*DATA RECORDS*:

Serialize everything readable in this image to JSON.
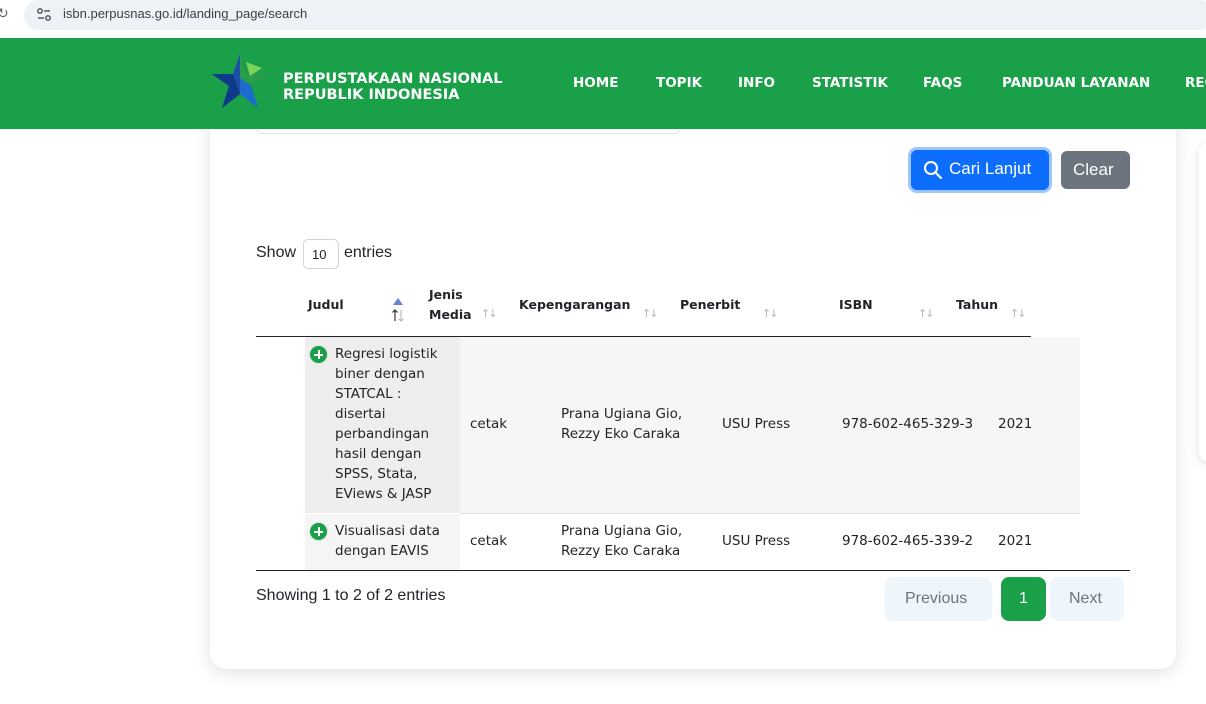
{
  "browser": {
    "url": "isbn.perpusnas.go.id/landing_page/search"
  },
  "header": {
    "brand_line1": "PERPUSTAKAAN NASIONAL",
    "brand_line2": "REPUBLIK INDONESIA",
    "nav": [
      "HOME",
      "TOPIK",
      "INFO",
      "STATISTIK",
      "FAQS",
      "PANDUAN LAYANAN",
      "REG"
    ],
    "color": "#1aa048"
  },
  "search": {
    "advanced_label": "Cari Lanjut",
    "clear_label": "Clear"
  },
  "length": {
    "show_label": "Show",
    "value": "10",
    "entries_label": "entries"
  },
  "table": {
    "columns": [
      "Judul",
      "Jenis",
      "Media",
      "Kepengarangan",
      "Penerbit",
      "ISBN",
      "Tahun"
    ],
    "rows": [
      {
        "judul_lines": [
          "Regresi logistik",
          "biner dengan",
          "STATCAL :",
          "disertai",
          "perbandingan",
          "hasil dengan",
          "SPSS, Stata,",
          "EViews & JASP"
        ],
        "media": "cetak",
        "authors": [
          "Prana Ugiana Gio,",
          "Rezzy Eko Caraka"
        ],
        "publisher": "USU Press",
        "isbn": "978-602-465-329-3",
        "year": "2021"
      },
      {
        "judul_lines": [
          "Visualisasi data",
          "dengan EAVIS"
        ],
        "media": "cetak",
        "authors": [
          "Prana Ugiana Gio,",
          "Rezzy Eko Caraka"
        ],
        "publisher": "USU Press",
        "isbn": "978-602-465-339-2",
        "year": "2021"
      }
    ]
  },
  "footer": {
    "info": "Showing 1 to 2 of 2 entries",
    "prev": "Previous",
    "current_page": "1",
    "next": "Next"
  }
}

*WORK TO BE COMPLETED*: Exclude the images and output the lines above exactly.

*RESPONSE*:
Serialize everything readable in this image to JSON.
{
  "browser": {
    "url": "isbn.perpusnas.go.id/landing_page/search"
  },
  "header": {
    "brand_line1": "PERPUSTAKAAN NASIONAL",
    "brand_line2": "REPUBLIK INDONESIA",
    "nav": [
      "HOME",
      "TOPIK",
      "INFO",
      "STATISTIK",
      "FAQS",
      "PANDUAN LAYANAN",
      "REG"
    ],
    "color": "#1aa048"
  },
  "search": {
    "advanced_label": "Cari Lanjut",
    "clear_label": "Clear"
  },
  "length": {
    "show_label": "Show",
    "value": "10",
    "entries_label": "entries"
  },
  "table": {
    "columns": [
      "Judul",
      "Jenis",
      "Media",
      "Kepengarangan",
      "Penerbit",
      "ISBN",
      "Tahun"
    ],
    "rows": [
      {
        "judul_lines": [
          "Regresi logistik",
          "biner dengan",
          "STATCAL :",
          "disertai",
          "perbandingan",
          "hasil dengan",
          "SPSS, Stata,",
          "EViews & JASP"
        ],
        "media": "cetak",
        "authors": [
          "Prana Ugiana Gio,",
          "Rezzy Eko Caraka"
        ],
        "publisher": "USU Press",
        "isbn": "978-602-465-329-3",
        "year": "2021"
      },
      {
        "judul_lines": [
          "Visualisasi data",
          "dengan EAVIS"
        ],
        "media": "cetak",
        "authors": [
          "Prana Ugiana Gio,",
          "Rezzy Eko Caraka"
        ],
        "publisher": "USU Press",
        "isbn": "978-602-465-339-2",
        "year": "2021"
      }
    ]
  },
  "footer": {
    "info": "Showing 1 to 2 of 2 entries",
    "prev": "Previous",
    "current_page": "1",
    "next": "Next"
  }
}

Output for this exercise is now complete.